8 O’ God (vocative address to the Son), your throne is eternal...
If the author 'explicitly states that verse 8 is said “to the Son” (πρὸς τὸν υἱόν)' then why do the following translations render the phrase "of the Son", or "about the Son" or "concerning the Son" or "regarding the Son?
ASV, BBE, Diaglot, ESV, HCSB, LEB, NASB, NIV, RSV, NRSV, Williams, and Weymouth

Also, the phrase in Greek is not "πρὸς τὸν υἱόν" but rather "προς δε τον υιον". (Ι discovered again how to shift languages on the keyboard.)
Paidion

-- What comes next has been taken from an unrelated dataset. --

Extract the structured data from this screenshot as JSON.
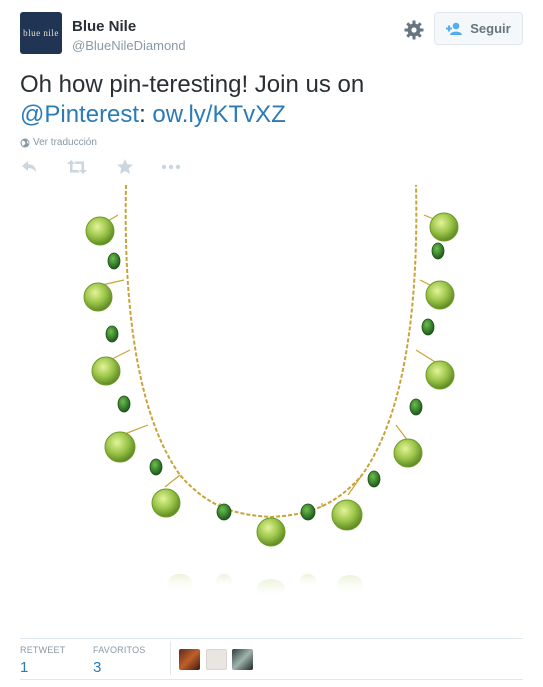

Man judges a person by his past deeds, and administers penalties for his wrongdoing. God judges a person by his present character, and disciplines him that he may become righteous.

Avatar shows me at 75 years old. I am now 83.

User avatar
backwoodsman
Posts: 509
Joined: Thu Dec 03, 2009 11:32 am
Location: Not quite at the ends of the earth, but you can see it from here.

Re: Did the writer to the Hebrews use the nominative case as a vocative?

Post by backwoodsman » Mon Jan 25, 2021 12:08 pm

Paidion wrote:
Fri Jan 22, 2021 3:35 pm
I haven't claimed to be a "higher authority" than anyone else. It's just plain Greek.
You haven't explicity stated it in this thread, but you're clearly placing your own knowledge above that of the definitive Greek scholars. In a past thread you claimed your own knowledge of Greek as your authoritative source even though you were directly contradicting Robertson, Nicoll, Alford, and Zodhiates.
Why should I believe a ridiculous aberration of plain Greek grammar?
Because guys who know a whole lot more Greek than you do say it's right and you're wrong. No doubt you've heard the saying, "You don't know what you don't know." It means, when you know a little about something, you might get to thinking you know everything about it, but you have no idea how much more there really is to know about it. So it's wise not to draw conclusions from your very limited knowledge that contradict those who really do know.

I'm not trying to convince you of anything; as this is a public forum, I simply think readers should be informed how far some of your statements about Greek meanings differ from the authoritative sources.

User avatar
Paidion
Posts: 5067
Joined: Mon Aug 18, 2008 10:22 pm
Location: Back Woods of North-Western Ontario

Re: Did the writer to the Hebrews use the nominative case as a vocative?

Post by Paidion » Tue Jan 26, 2021 5:13 pm

Backwoodsman wrote:No doubt you've heard the saying, "You don't know what you don't know." It means, when you know a little about something, you might get to thinking you know everything about it, but you have no idea how much more there really is to know about it. So it's wise not to draw conclusions from your very limited knowledge that contradict those who really do know.
Well, bully for you for possessing sufficient knowledge to be able to distinguish those who "really know" from us poor saps who merely have "very limited knowledge"!
Paidion

Man judges a person by his past deeds, and administers penalties for his wrongdoing. God judges a person by his present character, and disciplines him that he may become righteous.

Avatar shows me at 75 years old. I am now 83.

Post Reply

Return to “Acts & Epistles”